Kullu sits on one of the most idyllic settings in the Himalayas, nestled by the sides of River Beas, at an altitude of 1200 meters. A huge hit with nature lovers as well as adventure fanatics, this valley has a remarkable religious side as well. Legends, folklore, myths and a lot more have earned it the moniker of the Valley of Gods.
House of Temples
It is home to numerous ancient temples, some famous and some perched deep in the hills and thus known only to the locals. Every village in Kullu has its deity, adhering to their different set of rituals for some centuries now. Several temples have the main idols carved out of solid gold, with the idols serving as village heads as well, intertwined in the daily life of the people here. The deities are housed in the revered structures, usually the highest building in the village.
Those seeking to delve deeper into the religious side of Kullu have a lot up their sleeve, with temples that are as famous as the Bijli Mahadev, Adi Brahma Temple (near Bhuntar Airport), Trijuli Narayan Temple (Dayar, near Bhuntar), Bajaura Temple (around 5 km from Bhuntar), Raghunath Temple (Sultanpur), Shamsher Mahadev Temple, Skerin Temple (near Jalori Jot) and the famous temple of Hadimba Devi and Manu Rishi in Manali.

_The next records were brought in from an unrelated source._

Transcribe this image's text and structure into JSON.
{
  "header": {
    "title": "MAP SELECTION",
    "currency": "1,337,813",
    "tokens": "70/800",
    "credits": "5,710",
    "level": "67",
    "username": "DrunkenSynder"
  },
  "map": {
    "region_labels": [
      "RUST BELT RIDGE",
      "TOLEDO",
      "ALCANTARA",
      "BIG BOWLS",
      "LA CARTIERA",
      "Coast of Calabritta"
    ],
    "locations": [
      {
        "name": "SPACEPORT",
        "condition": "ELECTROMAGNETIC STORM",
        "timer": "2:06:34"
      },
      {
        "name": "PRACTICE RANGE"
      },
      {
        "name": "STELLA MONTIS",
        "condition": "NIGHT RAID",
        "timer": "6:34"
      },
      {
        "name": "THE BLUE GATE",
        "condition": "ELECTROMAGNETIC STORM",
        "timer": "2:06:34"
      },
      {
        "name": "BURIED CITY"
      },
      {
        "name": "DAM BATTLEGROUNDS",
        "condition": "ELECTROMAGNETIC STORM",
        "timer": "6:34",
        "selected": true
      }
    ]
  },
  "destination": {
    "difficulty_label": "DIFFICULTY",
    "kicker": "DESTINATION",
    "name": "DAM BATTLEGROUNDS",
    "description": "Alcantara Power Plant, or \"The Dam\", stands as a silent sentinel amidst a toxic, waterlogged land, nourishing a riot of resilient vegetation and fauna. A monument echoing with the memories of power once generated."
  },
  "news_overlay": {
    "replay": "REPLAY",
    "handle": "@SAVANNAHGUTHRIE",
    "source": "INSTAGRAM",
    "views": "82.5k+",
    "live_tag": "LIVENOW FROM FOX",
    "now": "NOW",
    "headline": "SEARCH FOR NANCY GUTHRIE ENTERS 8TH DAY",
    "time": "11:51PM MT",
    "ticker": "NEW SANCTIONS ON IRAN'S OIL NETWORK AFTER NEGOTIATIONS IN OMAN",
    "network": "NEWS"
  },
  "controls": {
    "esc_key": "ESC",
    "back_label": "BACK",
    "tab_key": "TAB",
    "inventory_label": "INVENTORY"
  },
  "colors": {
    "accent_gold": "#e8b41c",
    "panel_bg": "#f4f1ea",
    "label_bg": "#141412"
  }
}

Each of these temples has a legend attached to it, as fascinating as the one about the Bijli Mahadev Temple. It is believed that the bolts of lightning shatter the shiva lingam that is nestled in the temple every year. It has to be put back in shape by the priest, only to be shattered again by the bolt. Locals believe that the lingam attracts these lightning bolts to ward off evil from the natives, taking the entire wrath on itself.
Kullu has thousands of more such stories waiting for some keen and patient listeners. It is a place full of beliefs, stories, secrets, and temples. Now we know why is called the Valley of Gods. People believe there is God in every corner of this place. It’s always said that visiting Kullu means worshipping all the gods and goddesses at once. It has all the stories and histories of the place. Each temple has its own story to tell. It’s a must-visit if we dabble in the art of storytelling or being privy to some of the most ancient ones.